- Prozac (fluoxetine) is one of the most prescribed medications in the U.S., but it comes with a number of health risks including sexual problems, vivid dreams, and suicidal thoughts.
- The end of Daylight Saving Time affects your health for better and worse, from extra sleep to cluster headaches.
- Lots of methods for reducing anxiety can be a little embarrassing when used in public or simply not doable in a short timeframe. But these small mindfulness activities can work to manage stress in a pinch.
- Lexapro, also known as Escitalopram, is one of the most common SSRI antidepressants on the market.
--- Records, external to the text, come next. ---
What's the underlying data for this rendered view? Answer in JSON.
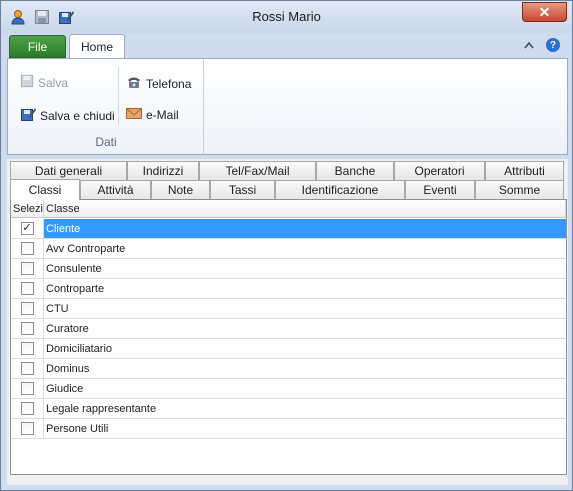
{
  "window": {
    "title": "Rossi Mario",
    "close_label": "✕"
  },
  "ribbon": {
    "tabs": {
      "file": "File",
      "home": "Home"
    },
    "group_dati": {
      "label": "Dati",
      "salva": "Salva",
      "salva_chiudi": "Salva e chiudi",
      "telefona": "Telefona",
      "email": "e-Mail"
    }
  },
  "tabs_row1": [
    "Dati generali",
    "Indirizzi",
    "Tel/Fax/Mail",
    "Banche",
    "Operatori",
    "Attributi"
  ],
  "tabs_row2": [
    "Classi",
    "Attività",
    "Note",
    "Tassi",
    "Identificazione",
    "Eventi",
    "Somme"
  ],
  "active_tab": "Classi",
  "grid": {
    "columns": [
      "Selezi",
      "Classe"
    ],
    "rows": [
      {
        "checked": true,
        "label": "Cliente"
      },
      {
        "checked": false,
        "label": "Avv Controparte"
      },
      {
        "checked": false,
        "label": "Consulente"
      },
      {
        "checked": false,
        "label": "Controparte"
      },
      {
        "checked": false,
        "label": "CTU"
      },
      {
        "checked": false,
        "label": "Curatore"
      },
      {
        "checked": false,
        "label": "Domiciliatario"
      },
      {
        "checked": false,
        "label": "Dominus"
      },
      {
        "checked": false,
        "label": "Giudice"
      },
      {
        "checked": false,
        "label": "Legale rappresentante"
      },
      {
        "checked": false,
        "label": "Persone Utili"
      }
    ]
  },
  "colors": {
    "selection": "#3399ff",
    "file_tab": "#2b7a27",
    "close": "#c9462c"
  }
}
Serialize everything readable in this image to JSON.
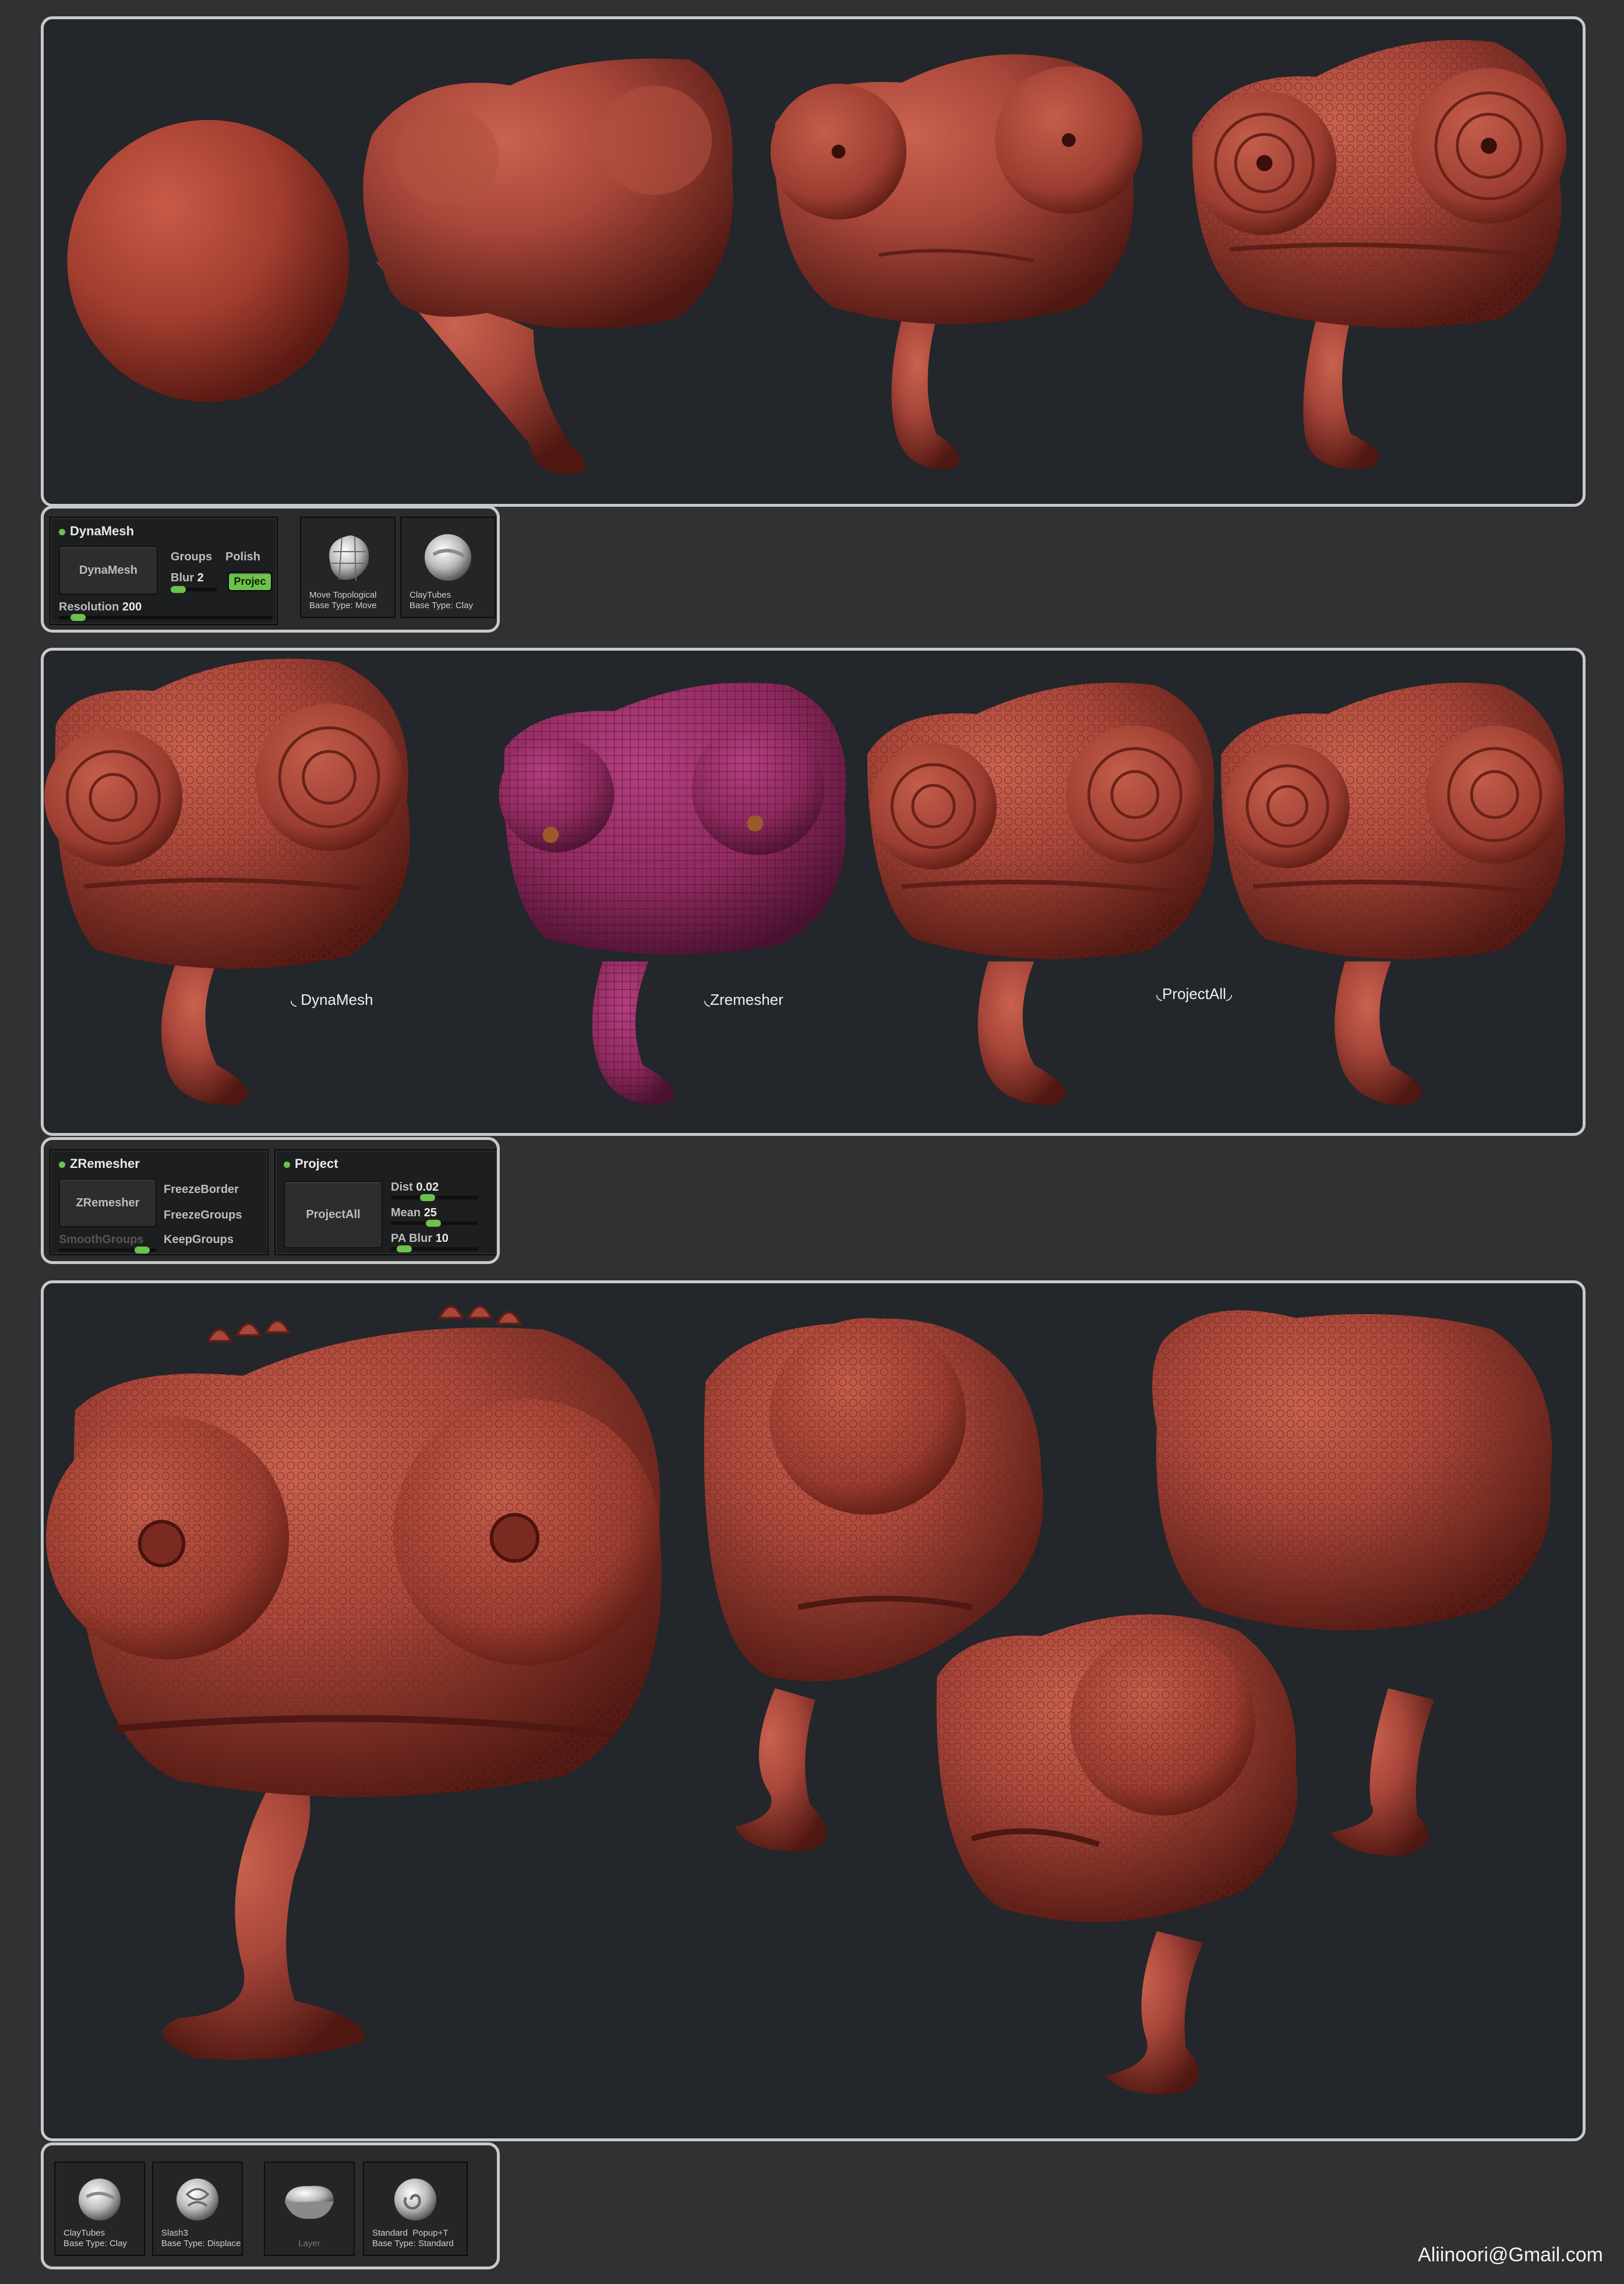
{
  "dynamesh_panel": {
    "title": "DynaMesh",
    "dynamesh_button": "DynaMesh",
    "groups_label": "Groups",
    "polish_label": "Polish",
    "blur_label": "Blur",
    "blur_value": "2",
    "project_button": "Projec",
    "resolution_label": "Resolution",
    "resolution_value": "200"
  },
  "brushes_row1": [
    {
      "name": "Move Topological",
      "base": "Base Type: Move",
      "icon": "move-topological-brush-icon"
    },
    {
      "name": "ClayTubes",
      "base": "Base Type: Clay",
      "icon": "claytubes-brush-icon"
    }
  ],
  "annotations": {
    "dynamesh": "DynaMesh",
    "zremesher": "Zremesher",
    "projectall": "ProjectAll"
  },
  "zremesher_panel": {
    "title": "ZRemesher",
    "zremesher_button": "ZRemesher",
    "freeze_border": "FreezeBorder",
    "freeze_groups": "FreezeGroups",
    "smooth_groups": "SmoothGroups",
    "keep_groups": "KeepGroups"
  },
  "project_panel": {
    "title": "Project",
    "projectall_button": "ProjectAll",
    "dist_label": "Dist",
    "dist_value": "0.02",
    "mean_label": "Mean",
    "mean_value": "25",
    "pablur_label": "PA Blur",
    "pablur_value": "10"
  },
  "brushes_row2": [
    {
      "name": "ClayTubes",
      "base": "Base Type: Clay",
      "icon": "claytubes-brush-icon"
    },
    {
      "name": "Slash3",
      "base": "Base Type: Displace",
      "icon": "slash3-brush-icon"
    },
    {
      "name": "Layer",
      "base": "",
      "icon": "layer-brush-icon"
    },
    {
      "name": "Standard",
      "extra": "Popup+T",
      "base": "Base Type: Standard",
      "icon": "standard-brush-icon"
    }
  ],
  "colors": {
    "clay": "#a8463a",
    "clay_dark": "#5e1f18",
    "wire": "#8f2a5e",
    "accent_green": "#6cc24a",
    "frame_border": "#c9c9c9",
    "viewport_bg": "#23262a"
  },
  "footer": {
    "email": "Aliinoori@Gmail.com"
  }
}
Here are some side effects associated with the medication.
- While Xanax has the potential to significantly improve the lives of people with anxiety disorders, it also comes with health risks.
- Lots of presidents are known for their achievements, massive failures, and deaths. For some, however, the chronic medical conditions they battled through their lives show another side to their stories.
- Obsessive thoughts or goal-oriented thoughts can derail the natural spontaneous movement of the mind, an idea that could be crucial to understanding mental illness.
- Researchers have found a wave to use brain scans to predict how depression patients will respond to treatment with the antidepressant medication escitalopram, also known as Lexapro.
- Chronic liver disease in teens and young adults has been linked to risk of depression.
- Cancer may have another side effect; a new study finds survivors face mental health challenges as well.
- Women who experience more pain while delivering their babies may be at a higher risk for postpartum depression.
Depression, one of the most commonly diagnosed psychiatric disorders, is being diagnosed in increasing numbers in various segments of the population worldwide. Depression in the United States alone affects 17.6 million Americans each year or 1 in 6 people. Depressed patients are at increased risk of type 2 diabetes, cardiovascular disease and suicide.